Copy the lines below exactly. No picture goes into the copy.

(Data entries)
++++++++++

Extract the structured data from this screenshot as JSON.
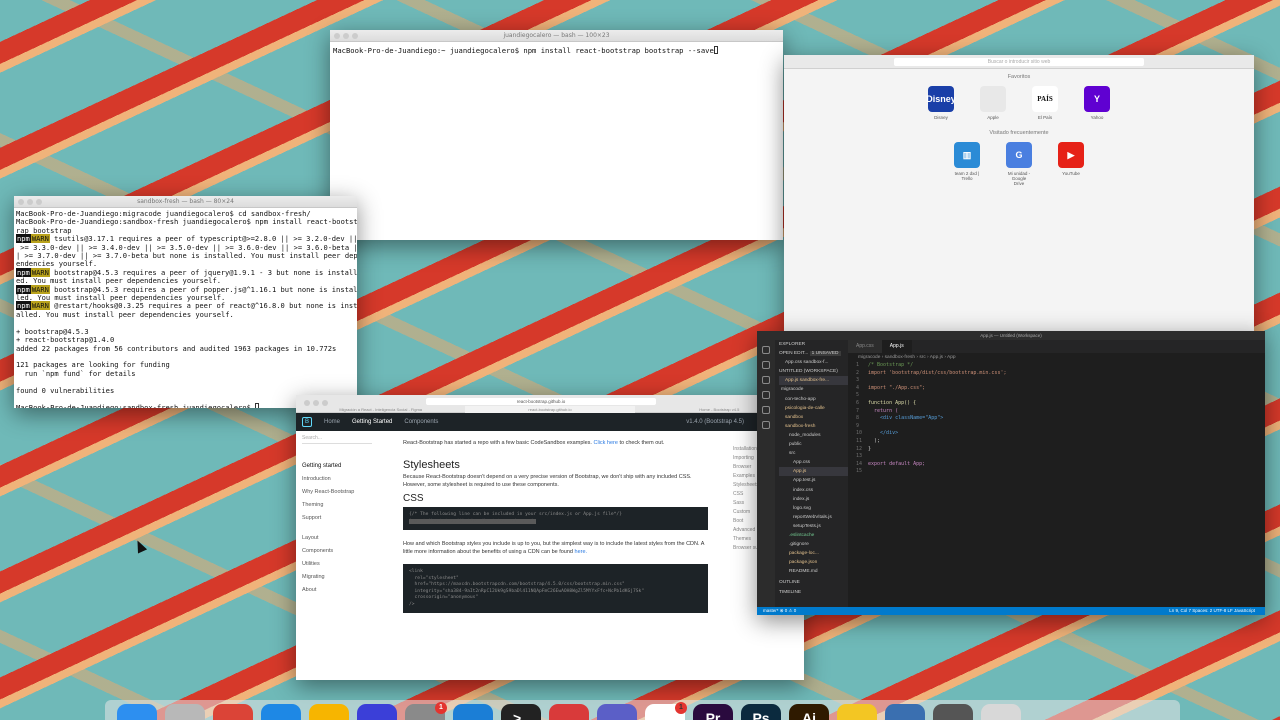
{
  "terminal_top": {
    "title": "juandiegocalero — bash — 100×23",
    "prompt": "MacBook-Pro-de-Juandiego:~ juandiegocalero$ npm install react-bootstrap bootstrap --save"
  },
  "terminal_left": {
    "title": "sandbox-fresh — bash — 80×24",
    "lines": [
      "MacBook-Pro-de-Juandiego:migracode juandiegocalero$ cd sandbox-fresh/",
      "MacBook-Pro-de-Juandiego:sandbox-fresh juandiegocalero$ npm install react-bootst",
      "rap bootstrap",
      "tsutils@3.17.1 requires a peer of typescript@>=2.8.0 || >= 3.2.0-dev ||",
      " >= 3.3.0-dev || >= 3.4.0-dev || >= 3.5.0-dev || >= 3.6.0-dev || >= 3.6.0-beta |",
      "| >= 3.7.0-dev || >= 3.7.0-beta but none is installed. You must install peer dep",
      "endencies yourself.",
      "bootstrap@4.5.3 requires a peer of jquery@1.9.1 - 3 but none is install",
      "ed. You must install peer dependencies yourself.",
      "bootstrap@4.5.3 requires a peer of popper.js@^1.16.1 but none is instal",
      "led. You must install peer dependencies yourself.",
      "@restart/hooks@0.3.25 requires a peer of react@^16.8.0 but none is inst",
      "alled. You must install peer dependencies yourself.",
      "",
      "+ bootstrap@4.5.3",
      "+ react-bootstrap@1.4.0",
      "added 22 packages from 56 contributors and audited 1963 packages in 10.772s",
      "",
      "121 packages are looking for funding",
      "  run `npm fund` for details",
      "",
      "found 0 vulnerabilities",
      "",
      "MacBook-Pro-de-Juandiego:sandbox-fresh juandiegocalero$"
    ],
    "npm": "npm",
    "warn": "WARN"
  },
  "safari": {
    "address_placeholder": "Buscar o introducir sitio web",
    "favorites_heading": "Favoritos",
    "frequent_heading": "Visitado frecuentemente",
    "favorites": [
      {
        "label": "Disney",
        "glyph": "Disney",
        "color": "#1a3fa8"
      },
      {
        "label": "Apple",
        "glyph": "",
        "color": "#e8e8e8"
      },
      {
        "label": "El País",
        "glyph": "PAÍS",
        "color": "#ffffff"
      },
      {
        "label": "Yahoo",
        "glyph": "Y",
        "color": "#5f01d1"
      }
    ],
    "frequent": [
      {
        "label": "team 2 dxd | Trello",
        "glyph": "▥",
        "color": "#2b8bd6"
      },
      {
        "label": "Mi unidad - Google Drive",
        "glyph": "G",
        "color": "#4a7fe0"
      },
      {
        "label": "YouTube",
        "glyph": "▶",
        "color": "#e62117"
      }
    ]
  },
  "docs": {
    "tab1": "Migración a React - Inteligencia Social - Figma",
    "url": "react-bootstrap.github.io",
    "tab3": "Home - Bootstrap v4.5",
    "nav": [
      "Home",
      "Getting Started",
      "Components"
    ],
    "version": "v1.4.0 (Bootstrap 4.5)",
    "search_placeholder": "Search...",
    "side": [
      "Getting started",
      "Introduction",
      "Why React-Bootstrap",
      "Theming",
      "Support",
      "Layout",
      "Components",
      "Utilities",
      "Migrating",
      "About"
    ],
    "intro": "React-Bootstrap has started a repo with a few basic CodeSandbox examples.",
    "intro_link": "Click here",
    "intro_tail": "to check them out.",
    "h_stylesheets": "Stylesheets",
    "p_stylesheets": "Because React-Bootstrap doesn't depend on a very precise version of Bootstrap, we don't ship with any included CSS. However, some stylesheet is required to use these components.",
    "h_css": "CSS",
    "code1": "{/* The following line can be included in your src/index.js or App.js file*/}",
    "code1b": "import 'bootstrap/dist/css/bootstrap.min.css';",
    "p_cdn": "How and which Bootstrap styles you include is up to you, but the simplest way is to include the latest styles from the CDN. A little more information about the benefits of using a CDN can be found",
    "p_cdn_link": "here.",
    "code2": "<link\n  rel=\"stylesheet\"\n  href=\"https://maxcdn.bootstrapcdn.com/bootstrap/4.5.0/css/bootstrap.min.css\"\n  integrity=\"sha384-9aIt2nRpC12Uk9gS9baDl411NQApFmC26EwAOH8WgZl5MYYxFfc+NcPb1dKGj7Sk\"\n  crossorigin=\"anonymous\"\n/>",
    "toc": [
      "Installation",
      "Importing",
      "Browser",
      "Examples",
      "Stylesheets",
      "CSS",
      "Sass",
      "Custom",
      "Boot",
      "Advanced",
      "Themes",
      "Browser su"
    ]
  },
  "vscode": {
    "title": "App.js — Untitled (Workspace)",
    "explorer_head": "EXPLORER",
    "open_editors": "OPEN EDIT...",
    "unsaved": "1 UNSAVED",
    "workspace": "UNTITLED (WORKSPACE)",
    "tree": [
      "App.css  sandbox-f...",
      "App.js  sandbox-fre...",
      "migracode",
      "con-techo-app",
      "psicologia-de-calle",
      "sandbox",
      "sandbox-fresh",
      "node_modules",
      "public",
      "src",
      "App.css",
      "App.js",
      "App.test.js",
      "index.css",
      "index.js",
      "logo.svg",
      "reportWebVitals.js",
      "setupTests.js",
      ".eslintcache",
      ".gitignore",
      "package-loc...",
      "package.json",
      "README.md"
    ],
    "outline": "OUTLINE",
    "timeline": "TIMELINE",
    "tabs": [
      "App.css",
      "App.js"
    ],
    "crumb": "migracode › sandbox-fresh › src › App.js › App",
    "code": [
      "/* Bootstrap */",
      "import 'bootstrap/dist/css/bootstrap.min.css';",
      "",
      "import \"./App.css\";",
      "",
      "function App() {",
      "  return (",
      "    <div className=\"App\">",
      "",
      "    </div>",
      "  );",
      "}",
      "",
      "export default App;",
      ""
    ],
    "status_left": "master*  ⊗ 0 ⚠ 0",
    "status_right": "Ln 9, Col 7   Spaces: 2   UTF-8   LF   JavaScript"
  },
  "dock": {
    "apps": [
      {
        "name": "finder-icon",
        "color": "#2d8ff0",
        "glyph": ""
      },
      {
        "name": "launchpad-icon",
        "color": "#b8b8b8",
        "glyph": ""
      },
      {
        "name": "chrome-icon",
        "color": "#db4437",
        "glyph": ""
      },
      {
        "name": "safari-icon",
        "color": "#1e88e5",
        "glyph": ""
      },
      {
        "name": "sketch-icon",
        "color": "#f7b500",
        "glyph": ""
      },
      {
        "name": "lasso-icon",
        "color": "#3b3fd8",
        "glyph": ""
      },
      {
        "name": "system-preferences-icon",
        "color": "#8a8a8a",
        "glyph": "",
        "badge": "1"
      },
      {
        "name": "vscode-icon",
        "color": "#1b7ed6",
        "glyph": ""
      },
      {
        "name": "terminal-icon",
        "color": "#222222",
        "glyph": ">_"
      },
      {
        "name": "todo-icon",
        "color": "#d93a3a",
        "glyph": ""
      },
      {
        "name": "teams-icon",
        "color": "#5b5fc7",
        "glyph": ""
      },
      {
        "name": "slack-icon",
        "color": "#ffffff",
        "glyph": "",
        "badge": "1"
      },
      {
        "name": "premiere-icon",
        "color": "#2a0a3e",
        "glyph": "Pr"
      },
      {
        "name": "photoshop-icon",
        "color": "#0b2a3e",
        "glyph": "Ps"
      },
      {
        "name": "illustrator-icon",
        "color": "#2f1a00",
        "glyph": "Ai"
      },
      {
        "name": "cyberduck-icon",
        "color": "#f3c623",
        "glyph": ""
      },
      {
        "name": "misc-app-icon",
        "color": "#3a6fb0",
        "glyph": ""
      },
      {
        "name": "window-icon",
        "color": "#555555",
        "glyph": ""
      },
      {
        "name": "trash-icon",
        "color": "#d8d8d8",
        "glyph": ""
      }
    ]
  }
}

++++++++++

Your response:
Extract the structured data from this screenshot as JSON.
{
  "terminal_top": {
    "title": "juandiegocalero — bash — 100×23",
    "prompt": "MacBook-Pro-de-Juandiego:~ juandiegocalero$ npm install react-bootstrap bootstrap --save"
  },
  "terminal_left": {
    "title": "sandbox-fresh — bash — 80×24",
    "lines": [
      "MacBook-Pro-de-Juandiego:migracode juandiegocalero$ cd sandbox-fresh/",
      "MacBook-Pro-de-Juandiego:sandbox-fresh juandiegocalero$ npm install react-bootst",
      "rap bootstrap",
      "tsutils@3.17.1 requires a peer of typescript@>=2.8.0 || >= 3.2.0-dev ||",
      " >= 3.3.0-dev || >= 3.4.0-dev || >= 3.5.0-dev || >= 3.6.0-dev || >= 3.6.0-beta |",
      "| >= 3.7.0-dev || >= 3.7.0-beta but none is installed. You must install peer dep",
      "endencies yourself.",
      "bootstrap@4.5.3 requires a peer of jquery@1.9.1 - 3 but none is install",
      "ed. You must install peer dependencies yourself.",
      "bootstrap@4.5.3 requires a peer of popper.js@^1.16.1 but none is instal",
      "led. You must install peer dependencies yourself.",
      "@restart/hooks@0.3.25 requires a peer of react@^16.8.0 but none is inst",
      "alled. You must install peer dependencies yourself.",
      "",
      "+ bootstrap@4.5.3",
      "+ react-bootstrap@1.4.0",
      "added 22 packages from 56 contributors and audited 1963 packages in 10.772s",
      "",
      "121 packages are looking for funding",
      "  run `npm fund` for details",
      "",
      "found 0 vulnerabilities",
      "",
      "MacBook-Pro-de-Juandiego:sandbox-fresh juandiegocalero$"
    ],
    "npm": "npm",
    "warn": "WARN"
  },
  "safari": {
    "address_placeholder": "Buscar o introducir sitio web",
    "favorites_heading": "Favoritos",
    "frequent_heading": "Visitado frecuentemente",
    "favorites": [
      {
        "label": "Disney",
        "glyph": "Disney",
        "color": "#1a3fa8"
      },
      {
        "label": "Apple",
        "glyph": "",
        "color": "#e8e8e8"
      },
      {
        "label": "El País",
        "glyph": "PAÍS",
        "color": "#ffffff"
      },
      {
        "label": "Yahoo",
        "glyph": "Y",
        "color": "#5f01d1"
      }
    ],
    "frequent": [
      {
        "label": "team 2 dxd | Trello",
        "glyph": "▥",
        "color": "#2b8bd6"
      },
      {
        "label": "Mi unidad - Google Drive",
        "glyph": "G",
        "color": "#4a7fe0"
      },
      {
        "label": "YouTube",
        "glyph": "▶",
        "color": "#e62117"
      }
    ]
  },
  "docs": {
    "tab1": "Migración a React - Inteligencia Social - Figma",
    "url": "react-bootstrap.github.io",
    "tab3": "Home - Bootstrap v4.5",
    "nav": [
      "Home",
      "Getting Started",
      "Components"
    ],
    "version": "v1.4.0 (Bootstrap 4.5)",
    "search_placeholder": "Search...",
    "side": [
      "Getting started",
      "Introduction",
      "Why React-Bootstrap",
      "Theming",
      "Support",
      "Layout",
      "Components",
      "Utilities",
      "Migrating",
      "About"
    ],
    "intro": "React-Bootstrap has started a repo with a few basic CodeSandbox examples.",
    "intro_link": "Click here",
    "intro_tail": "to check them out.",
    "h_stylesheets": "Stylesheets",
    "p_stylesheets": "Because React-Bootstrap doesn't depend on a very precise version of Bootstrap, we don't ship with any included CSS. However, some stylesheet is required to use these components.",
    "h_css": "CSS",
    "code1": "{/* The following line can be included in your src/index.js or App.js file*/}",
    "code1b": "import 'bootstrap/dist/css/bootstrap.min.css';",
    "p_cdn": "How and which Bootstrap styles you include is up to you, but the simplest way is to include the latest styles from the CDN. A little more information about the benefits of using a CDN can be found",
    "p_cdn_link": "here.",
    "code2": "<link\n  rel=\"stylesheet\"\n  href=\"https://maxcdn.bootstrapcdn.com/bootstrap/4.5.0/css/bootstrap.min.css\"\n  integrity=\"sha384-9aIt2nRpC12Uk9gS9baDl411NQApFmC26EwAOH8WgZl5MYYxFfc+NcPb1dKGj7Sk\"\n  crossorigin=\"anonymous\"\n/>",
    "toc": [
      "Installation",
      "Importing",
      "Browser",
      "Examples",
      "Stylesheets",
      "CSS",
      "Sass",
      "Custom",
      "Boot",
      "Advanced",
      "Themes",
      "Browser su"
    ]
  },
  "vscode": {
    "title": "App.js — Untitled (Workspace)",
    "explorer_head": "EXPLORER",
    "open_editors": "OPEN EDIT...",
    "unsaved": "1 UNSAVED",
    "workspace": "UNTITLED (WORKSPACE)",
    "tree": [
      "App.css  sandbox-f...",
      "App.js  sandbox-fre...",
      "migracode",
      "con-techo-app",
      "psicologia-de-calle",
      "sandbox",
      "sandbox-fresh",
      "node_modules",
      "public",
      "src",
      "App.css",
      "App.js",
      "App.test.js",
      "index.css",
      "index.js",
      "logo.svg",
      "reportWebVitals.js",
      "setupTests.js",
      ".eslintcache",
      ".gitignore",
      "package-loc...",
      "package.json",
      "README.md"
    ],
    "outline": "OUTLINE",
    "timeline": "TIMELINE",
    "tabs": [
      "App.css",
      "App.js"
    ],
    "crumb": "migracode › sandbox-fresh › src › App.js › App",
    "code": [
      "/* Bootstrap */",
      "import 'bootstrap/dist/css/bootstrap.min.css';",
      "",
      "import \"./App.css\";",
      "",
      "function App() {",
      "  return (",
      "    <div className=\"App\">",
      "",
      "    </div>",
      "  );",
      "}",
      "",
      "export default App;",
      ""
    ],
    "status_left": "master*  ⊗ 0 ⚠ 0",
    "status_right": "Ln 9, Col 7   Spaces: 2   UTF-8   LF   JavaScript"
  },
  "dock": {
    "apps": [
      {
        "name": "finder-icon",
        "color": "#2d8ff0",
        "glyph": ""
      },
      {
        "name": "launchpad-icon",
        "color": "#b8b8b8",
        "glyph": ""
      },
      {
        "name": "chrome-icon",
        "color": "#db4437",
        "glyph": ""
      },
      {
        "name": "safari-icon",
        "color": "#1e88e5",
        "glyph": ""
      },
      {
        "name": "sketch-icon",
        "color": "#f7b500",
        "glyph": ""
      },
      {
        "name": "lasso-icon",
        "color": "#3b3fd8",
        "glyph": ""
      },
      {
        "name": "system-preferences-icon",
        "color": "#8a8a8a",
        "glyph": "",
        "badge": "1"
      },
      {
        "name": "vscode-icon",
        "color": "#1b7ed6",
        "glyph": ""
      },
      {
        "name": "terminal-icon",
        "color": "#222222",
        "glyph": ">_"
      },
      {
        "name": "todo-icon",
        "color": "#d93a3a",
        "glyph": ""
      },
      {
        "name": "teams-icon",
        "color": "#5b5fc7",
        "glyph": ""
      },
      {
        "name": "slack-icon",
        "color": "#ffffff",
        "glyph": "",
        "badge": "1"
      },
      {
        "name": "premiere-icon",
        "color": "#2a0a3e",
        "glyph": "Pr"
      },
      {
        "name": "photoshop-icon",
        "color": "#0b2a3e",
        "glyph": "Ps"
      },
      {
        "name": "illustrator-icon",
        "color": "#2f1a00",
        "glyph": "Ai"
      },
      {
        "name": "cyberduck-icon",
        "color": "#f3c623",
        "glyph": ""
      },
      {
        "name": "misc-app-icon",
        "color": "#3a6fb0",
        "glyph": ""
      },
      {
        "name": "window-icon",
        "color": "#555555",
        "glyph": ""
      },
      {
        "name": "trash-icon",
        "color": "#d8d8d8",
        "glyph": ""
      }
    ]
  }
}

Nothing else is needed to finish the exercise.